The problem is the school year in Kingsport and most local schools doesn’t start until early August and end until late May, making it difficult to get through all the curriculum before TCAPs.
“The calendar is out of whack,” Kingsport Board of Education member Wally Boyd said. “We don’t need to be taking tests in April and next year in March.”
BOE President Susan Lodal said the federal government mandated the earlier start for 2010 because some school systems in Tennessee start in mid-July.
Lodal said Kingsport and other systems are asking for the testing dates to be delayed.
The idea behind the earlier dates is that the scores need to be back no later than a few weeks before any school system starts so parents can choose to remove their students from underperforming schools. Lodal said the problem is the early-start schools are on year-round calendars, thus forcing most Tennessee TCAP test takers to be tested on curriculum they may not have studied or studied fully.
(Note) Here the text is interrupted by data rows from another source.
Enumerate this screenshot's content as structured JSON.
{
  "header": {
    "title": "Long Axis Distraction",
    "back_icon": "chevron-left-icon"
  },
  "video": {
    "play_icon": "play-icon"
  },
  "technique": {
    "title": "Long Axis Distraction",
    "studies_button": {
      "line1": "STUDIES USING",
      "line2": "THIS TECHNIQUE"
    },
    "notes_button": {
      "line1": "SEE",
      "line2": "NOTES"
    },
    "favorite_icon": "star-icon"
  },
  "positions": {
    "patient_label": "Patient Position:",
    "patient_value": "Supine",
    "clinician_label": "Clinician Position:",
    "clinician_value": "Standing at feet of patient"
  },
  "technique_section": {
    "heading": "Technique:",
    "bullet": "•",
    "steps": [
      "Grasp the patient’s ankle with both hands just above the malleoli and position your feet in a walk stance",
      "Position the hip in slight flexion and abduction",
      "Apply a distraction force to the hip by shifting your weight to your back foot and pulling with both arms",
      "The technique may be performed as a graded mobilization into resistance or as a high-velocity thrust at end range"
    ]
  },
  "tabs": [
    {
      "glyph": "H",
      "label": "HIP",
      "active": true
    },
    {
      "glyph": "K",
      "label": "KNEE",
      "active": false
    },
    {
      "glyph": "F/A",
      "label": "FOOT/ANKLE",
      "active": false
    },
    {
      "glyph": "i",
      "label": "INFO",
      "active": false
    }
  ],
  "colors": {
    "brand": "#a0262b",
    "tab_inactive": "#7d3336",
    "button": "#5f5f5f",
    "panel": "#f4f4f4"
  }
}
Janie Barnes, spokeswoman for the neighboring Sullivan County school system, said if the earlier TCAP testing dates remain, it will all but force school systems to start the school year earlier. The state and federal governments give a three-week window in which TCAPs can be given, with most systems this year starting sometime next week.
Juana Quinones, a parent of a Kingsport student who regularly attends school board meetings and work sessions, said the perception in the community is that teaching and learning slows to a crawl or worse after TCAPs.
School system spokeswoman Amy Greear pointed out that high school and middle school students must continue to prepare for end-of-course testing given within 10 days of the end of the school year, although she said it is natural for most field trips and field days to be held toward the end of the school year.
“That (after TCAPs) is not when it (learning) stops,” Washington Elementary Principal Cookie Greer said. “We are teaching until the last day of school.”